• Exercise aim
If a line of the listing contains the string "form", return that line.

================

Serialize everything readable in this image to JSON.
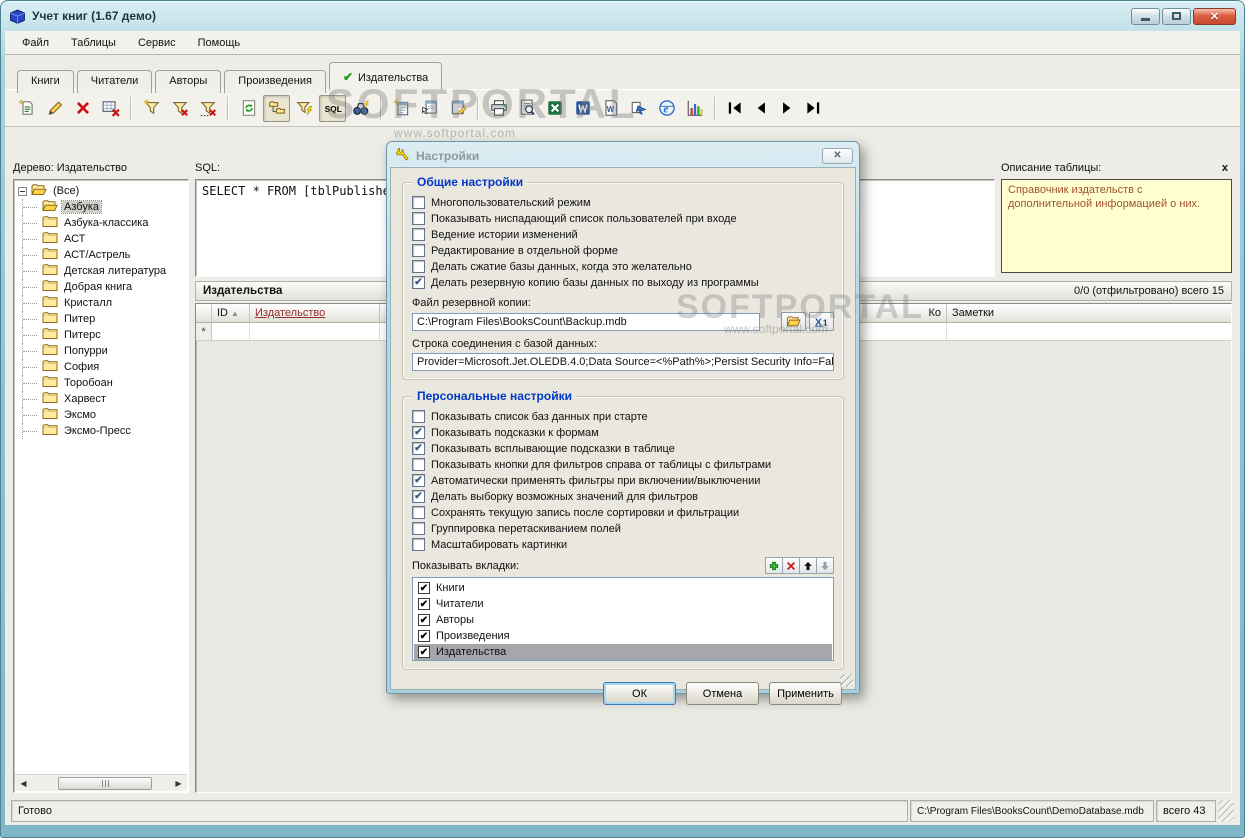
{
  "window": {
    "title": "Учет книг (1.67 демо)",
    "close_glyph": "✕"
  },
  "menu": {
    "items": [
      "Файл",
      "Таблицы",
      "Сервис",
      "Помощь"
    ]
  },
  "tabs": {
    "items": [
      {
        "label": "Книги",
        "active": false
      },
      {
        "label": "Читатели",
        "active": false
      },
      {
        "label": "Авторы",
        "active": false
      },
      {
        "label": "Произведения",
        "active": false
      },
      {
        "label": "Издательства",
        "active": true,
        "check_glyph": "✔"
      }
    ]
  },
  "toolbar": {
    "buttons": [
      {
        "name": "new-record",
        "icon": "new-record"
      },
      {
        "name": "edit-record",
        "icon": "edit-record"
      },
      {
        "name": "delete-record",
        "icon": "delete-record"
      },
      {
        "name": "delete-table-rows",
        "icon": "delete-table"
      },
      {
        "sep": true
      },
      {
        "name": "filter-new",
        "icon": "filter-new"
      },
      {
        "name": "filter-clear",
        "icon": "filter-clear"
      },
      {
        "name": "filter-clear-all",
        "icon": "filter-clear-all"
      },
      {
        "sep": true
      },
      {
        "name": "refresh",
        "icon": "refresh"
      },
      {
        "name": "tree-panel-toggle",
        "icon": "tree-panel",
        "pressed": true
      },
      {
        "name": "filter-apply",
        "icon": "filter-apply"
      },
      {
        "name": "sql-toggle",
        "icon": "sql",
        "pressed": true
      },
      {
        "name": "search",
        "icon": "search"
      },
      {
        "sep": true
      },
      {
        "name": "form-new",
        "icon": "form-new"
      },
      {
        "name": "form-open",
        "icon": "form-open"
      },
      {
        "name": "form-edit",
        "icon": "form-edit"
      },
      {
        "sep": true
      },
      {
        "name": "print",
        "icon": "print"
      },
      {
        "name": "print-preview",
        "icon": "print-preview"
      },
      {
        "name": "export-excel",
        "icon": "export-excel"
      },
      {
        "name": "export-word",
        "icon": "export-word"
      },
      {
        "name": "export-document",
        "icon": "export-doc"
      },
      {
        "name": "export-data",
        "icon": "export-data"
      },
      {
        "name": "open-browser",
        "icon": "browser"
      },
      {
        "name": "chart",
        "icon": "chart"
      },
      {
        "sep": true
      },
      {
        "name": "nav-first",
        "icon": "nav-first"
      },
      {
        "name": "nav-prev",
        "icon": "nav-prev"
      },
      {
        "name": "nav-next",
        "icon": "nav-next"
      },
      {
        "name": "nav-last",
        "icon": "nav-last"
      }
    ]
  },
  "sidebar": {
    "header": "Дерево: Издательство",
    "items": [
      {
        "label": "(Все)",
        "root": true,
        "open": true
      },
      {
        "label": "Азбука",
        "open": true,
        "selected": true
      },
      {
        "label": "Азбука-классика"
      },
      {
        "label": "АСТ"
      },
      {
        "label": "АСТ/Астрель"
      },
      {
        "label": "Детская литература"
      },
      {
        "label": "Добрая книга"
      },
      {
        "label": "Кристалл"
      },
      {
        "label": "Питер"
      },
      {
        "label": "Питерс"
      },
      {
        "label": "Попурри"
      },
      {
        "label": "София"
      },
      {
        "label": "Торобоан"
      },
      {
        "label": "Харвест"
      },
      {
        "label": "Эксмо"
      },
      {
        "label": "Эксмо-Пресс"
      }
    ]
  },
  "sql": {
    "label": "SQL:",
    "query": "SELECT * FROM [tblPublishers"
  },
  "description_panel": {
    "label": "Описание таблицы:",
    "close": "x",
    "text": "Справочник издательств с дополнительной информацией о них."
  },
  "grid": {
    "section_title": "Издательства",
    "filter_status": "0/0 (отфильтровано)  всего 15",
    "sort_icon": "▲",
    "columns": [
      "ID",
      "Издательство",
      "Ко",
      "Заметки"
    ],
    "new_row_marker": "*"
  },
  "dialog": {
    "title": "Настройки",
    "close_glyph": "✕",
    "general": {
      "title": "Общие настройки",
      "checkboxes": [
        {
          "label": "Многопользовательский режим",
          "checked": false
        },
        {
          "label": "Показывать ниспадающий список пользователей при входе",
          "checked": false
        },
        {
          "label": "Ведение истории изменений",
          "checked": false
        },
        {
          "label": "Редактирование в отдельной форме",
          "checked": false
        },
        {
          "label": "Делать сжатие базы данных, когда это желательно",
          "checked": false
        },
        {
          "label": "Делать резервную копию базы данных по выходу из программы",
          "checked": true
        }
      ],
      "backup_label": "Файл резервной копии:",
      "backup_path": "C:\\Program Files\\BooksCount\\Backup.mdb",
      "connection_label": "Строка соединения с базой данных:",
      "connection_string": "Provider=Microsoft.Jet.OLEDB.4.0;Data Source=<%Path%>;Persist Security Info=False"
    },
    "personal": {
      "title": "Персональные настройки",
      "checkboxes": [
        {
          "label": "Показывать список баз данных при старте",
          "checked": false
        },
        {
          "label": "Показывать подсказки к формам",
          "checked": true
        },
        {
          "label": "Показывать всплывающие подсказки в таблице",
          "checked": true
        },
        {
          "label": "Показывать кнопки для фильтров справа от таблицы с фильтрами",
          "checked": false
        },
        {
          "label": "Автоматически применять фильтры при включении/выключении",
          "checked": true
        },
        {
          "label": "Делать выборку возможных значений для фильтров",
          "checked": true
        },
        {
          "label": "Сохранять текущую запись после сортировки и фильтрации",
          "checked": false
        },
        {
          "label": "Группировка перетаскиванием полей",
          "checked": false
        },
        {
          "label": "Масштабировать картинки",
          "checked": false
        }
      ],
      "tabs_label": "Показывать вкладки:",
      "tabs_list": [
        {
          "label": "Книги",
          "checked": true
        },
        {
          "label": "Читатели",
          "checked": true
        },
        {
          "label": "Авторы",
          "checked": true
        },
        {
          "label": "Произведения",
          "checked": true
        },
        {
          "label": "Издательства",
          "checked": true,
          "selected": true
        }
      ]
    },
    "buttons": [
      {
        "label": "ОК",
        "default": true
      },
      {
        "label": "Отмена"
      },
      {
        "label": "Применить"
      }
    ]
  },
  "status_bar": {
    "ready": "Готово",
    "db_path": "C:\\Program Files\\BooksCount\\DemoDatabase.mdb",
    "total": "всего 43"
  },
  "watermark": {
    "title": "SOFTPORTAL",
    "url": "www.softportal.com"
  },
  "colors": {
    "frame_teal": "#8cc2d1",
    "active_check_green": "#18a018",
    "group_title_blue": "#0038c8",
    "description_text": "#a0522d",
    "sorted_column_red": "#93302e",
    "selection_gray": "#a6a6ab"
  }
}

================

• Worked solution
        "name": "form-new",
        "icon": "form-new"
        "name": "form-open",
        "icon": "form-open"
        "name": "form-edit",
        "icon": "form-edit"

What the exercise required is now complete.